(Dataset rows for apps and sites)
= Beginning of Section =

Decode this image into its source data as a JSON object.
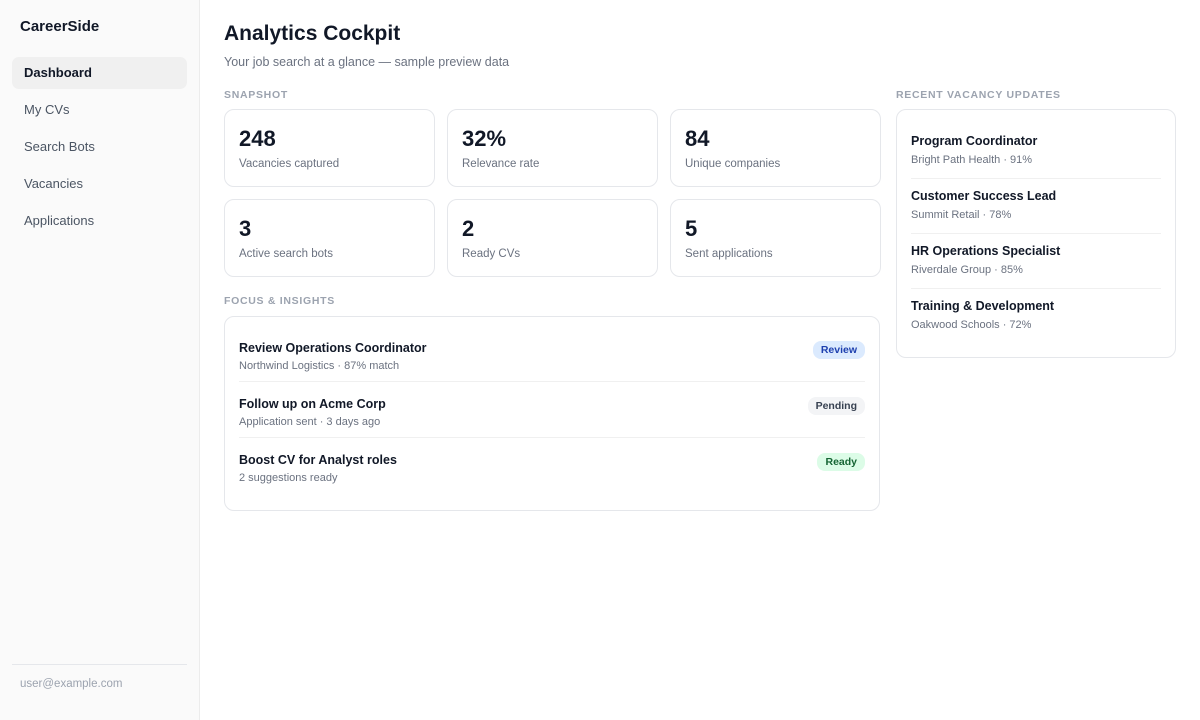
{
  "app": {
    "brand": "CareerSide"
  },
  "sidebar": {
    "items": [
      {
        "label": "Dashboard"
      },
      {
        "label": "My CVs"
      },
      {
        "label": "Search Bots"
      },
      {
        "label": "Vacancies"
      },
      {
        "label": "Applications"
      }
    ],
    "active": "Dashboard",
    "user_email": "user@example.com"
  },
  "header": {
    "title": "Analytics Cockpit",
    "subtitle": "Your job search at a glance — sample preview data"
  },
  "snapshot": {
    "label": "SNAPSHOT",
    "stats": [
      {
        "value": "248",
        "label": "Vacancies captured"
      },
      {
        "value": "32%",
        "label": "Relevance rate"
      },
      {
        "value": "84",
        "label": "Unique companies"
      },
      {
        "value": "3",
        "label": "Active search bots"
      },
      {
        "value": "2",
        "label": "Ready CVs"
      },
      {
        "value": "5",
        "label": "Sent applications"
      }
    ]
  },
  "focus": {
    "label": "FOCUS & INSIGHTS",
    "items": [
      {
        "title": "Review Operations Coordinator",
        "subtitle": "Northwind Logistics · 87% match",
        "badge": "Review"
      },
      {
        "title": "Follow up on Acme Corp",
        "subtitle": "Application sent · 3 days ago",
        "badge": "Pending"
      },
      {
        "title": "Boost CV for Analyst roles",
        "subtitle": "2 suggestions ready",
        "badge": "Ready"
      }
    ]
  },
  "vacancies": {
    "label": "RECENT VACANCY UPDATES",
    "items": [
      {
        "title": "Program Coordinator",
        "subtitle": "Bright Path Health · 91%"
      },
      {
        "title": "Customer Success Lead",
        "subtitle": "Summit Retail · 78%"
      },
      {
        "title": "HR Operations Specialist",
        "subtitle": "Riverdale Group · 85%"
      },
      {
        "title": "Training & Development",
        "subtitle": "Oakwood Schools · 72%"
      }
    ]
  },
  "colors": {
    "review_badge_bg": "#dbeafe",
    "pending_badge_bg": "#f3f4f6",
    "ready_badge_bg": "#dcfce7"
  }
}
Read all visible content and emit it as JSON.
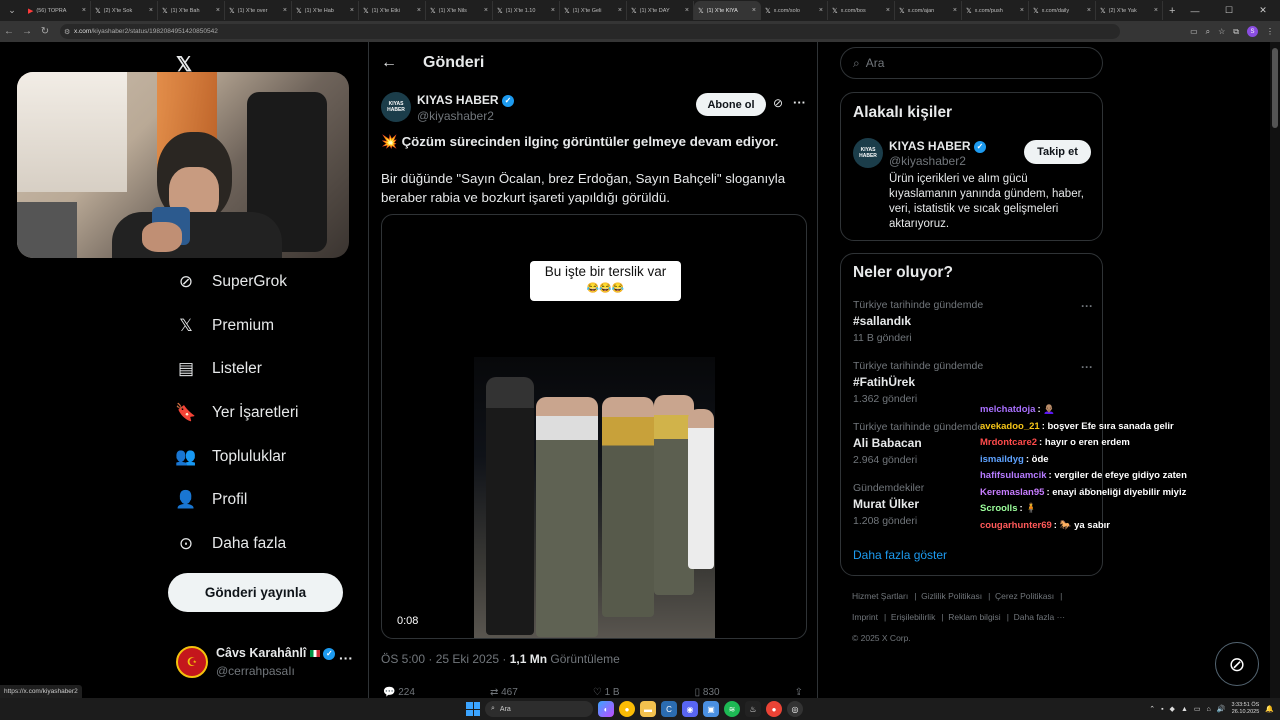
{
  "browser": {
    "tabs": [
      {
        "title": "(56) TOPRA",
        "icon": "youtube-icon",
        "active": false
      },
      {
        "title": "(2) X'te Sok",
        "icon": "x-icon",
        "active": false
      },
      {
        "title": "(1) X'te Bah",
        "icon": "x-icon",
        "active": false
      },
      {
        "title": "(1) X'te over",
        "icon": "x-icon",
        "active": false
      },
      {
        "title": "(1) X'te Hab",
        "icon": "x-icon",
        "active": false
      },
      {
        "title": "(1) X'te Etki",
        "icon": "x-icon",
        "active": false
      },
      {
        "title": "(1) X'te Nils",
        "icon": "x-icon",
        "active": false
      },
      {
        "title": "(1) X'te 1.10",
        "icon": "x-icon",
        "active": false
      },
      {
        "title": "(1) X'te Geli",
        "icon": "x-icon",
        "active": false
      },
      {
        "title": "(1) X'te DAY",
        "icon": "x-icon",
        "active": false
      },
      {
        "title": "(1) X'te KIYA",
        "icon": "x-icon",
        "active": true
      },
      {
        "title": "x.com/solo",
        "icon": "x-icon",
        "active": false
      },
      {
        "title": "x.com/bos",
        "icon": "x-icon",
        "active": false
      },
      {
        "title": "x.com/ajan",
        "icon": "x-icon",
        "active": false
      },
      {
        "title": "x.com/push",
        "icon": "x-icon",
        "active": false
      },
      {
        "title": "x.com/daily",
        "icon": "x-icon",
        "active": false
      },
      {
        "title": "(2) X'te Yak",
        "icon": "x-icon",
        "active": false
      }
    ],
    "url_domain": "x.com",
    "url_path": "/kiyashaber2/status/1982084951420850542",
    "status_url": "https://x.com/kiyashaber2",
    "profile_initial": "S"
  },
  "sidebar": {
    "items": [
      {
        "label": "SuperGrok",
        "icon": "grok-icon"
      },
      {
        "label": "Premium",
        "icon": "x-premium-icon"
      },
      {
        "label": "Listeler",
        "icon": "list-icon"
      },
      {
        "label": "Yer İşaretleri",
        "icon": "bookmark-icon"
      },
      {
        "label": "Topluluklar",
        "icon": "communities-icon"
      },
      {
        "label": "Profil",
        "icon": "profile-icon"
      },
      {
        "label": "Daha fazla",
        "icon": "more-circle-icon"
      }
    ],
    "post_button": "Gönderi yayınla",
    "account": {
      "name": "Câvs Karahânlî",
      "handle": "@cerrahpasaIı"
    }
  },
  "header": {
    "title": "Gönderi"
  },
  "tweet": {
    "author_name": "KIYAS HABER",
    "author_handle": "@kiyashaber2",
    "avatar_text": "KIYAS HABER",
    "subscribe_label": "Abone ol",
    "headline": "Çözüm sürecinden ilginç görüntüler gelmeye devam ediyor.",
    "body": "Bir düğünde \"Sayın Öcalan, brez Erdoğan, Sayın Bahçeli\" sloganıyla beraber rabia ve bozkurt işareti yapıldığı görüldü.",
    "video_caption": "Bu işte bir terslik var",
    "video_caption_emoji": "😂😂😂",
    "video_duration": "0:08",
    "timestamp": "ÖS 5:00 · 25 Eki 2025 · ",
    "views": "1,1 Mn",
    "views_label": " Görüntüleme",
    "actions": [
      "224",
      "467",
      "1 B",
      "830"
    ]
  },
  "right": {
    "search_placeholder": "Ara",
    "related_title": "Alakalı kişiler",
    "related": {
      "name": "KIYAS HABER",
      "handle": "@kiyashaber2",
      "follow_label": "Takip et",
      "bio": "Ürün içerikleri ve alım gücü kıyaslamanın yanında gündem, haber, veri, istatistik ve sıcak gelişmeleri aktarıyoruz."
    },
    "trends_title": "Neler oluyor?",
    "trends": [
      {
        "context": "Türkiye tarihinde gündemde",
        "name": "#sallandık",
        "posts": "11 B gönderi"
      },
      {
        "context": "Türkiye tarihinde gündemde",
        "name": "#FatihÜrek",
        "posts": "1.362 gönderi"
      },
      {
        "context": "Türkiye tarihinde gündemde",
        "name": "Ali Babacan",
        "posts": "2.964 gönderi"
      },
      {
        "context": "Gündemdekiler",
        "name": "Murat Ülker",
        "posts": "1.208 gönderi"
      }
    ],
    "show_more": "Daha fazla göster",
    "footer": [
      "Hizmet Şartları",
      "Gizlilik Politikası",
      "Çerez Politikası",
      "Imprint",
      "Erişilebilirlik",
      "Reklam bilgisi",
      "Daha fazla ···",
      "© 2025 X Corp."
    ]
  },
  "chat": [
    {
      "user": "melchatdoja",
      "color": "#a970ff",
      "message": "👩🏽‍🦲"
    },
    {
      "user": "avekadoo_21",
      "color": "#f5c518",
      "message": "boşver Efe sıra sanada gelir"
    },
    {
      "user": "Mrdontcare2",
      "color": "#ff4b4b",
      "message": "hayır o eren erdem"
    },
    {
      "user": "ismaildyg",
      "color": "#5ea2ff",
      "message": "öde"
    },
    {
      "user": "hafifsuluamcik",
      "color": "#b67bff",
      "message": "vergiler de efeye gidiyo zaten"
    },
    {
      "user": "Keremaslan95",
      "color": "#c77dff",
      "message": "enayi aboneliği diyebilir miyiz"
    },
    {
      "user": "Scroolls",
      "color": "#9cff9c",
      "message": "🧍"
    },
    {
      "user": "cougarhunter69",
      "color": "#ff5a5a",
      "message": "🐎 ya sabır"
    }
  ],
  "taskbar": {
    "search_label": "Ara",
    "time": "3:33:51 ÖS",
    "date": "26.10.2025"
  }
}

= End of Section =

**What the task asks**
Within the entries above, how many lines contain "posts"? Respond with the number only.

**Solution**
4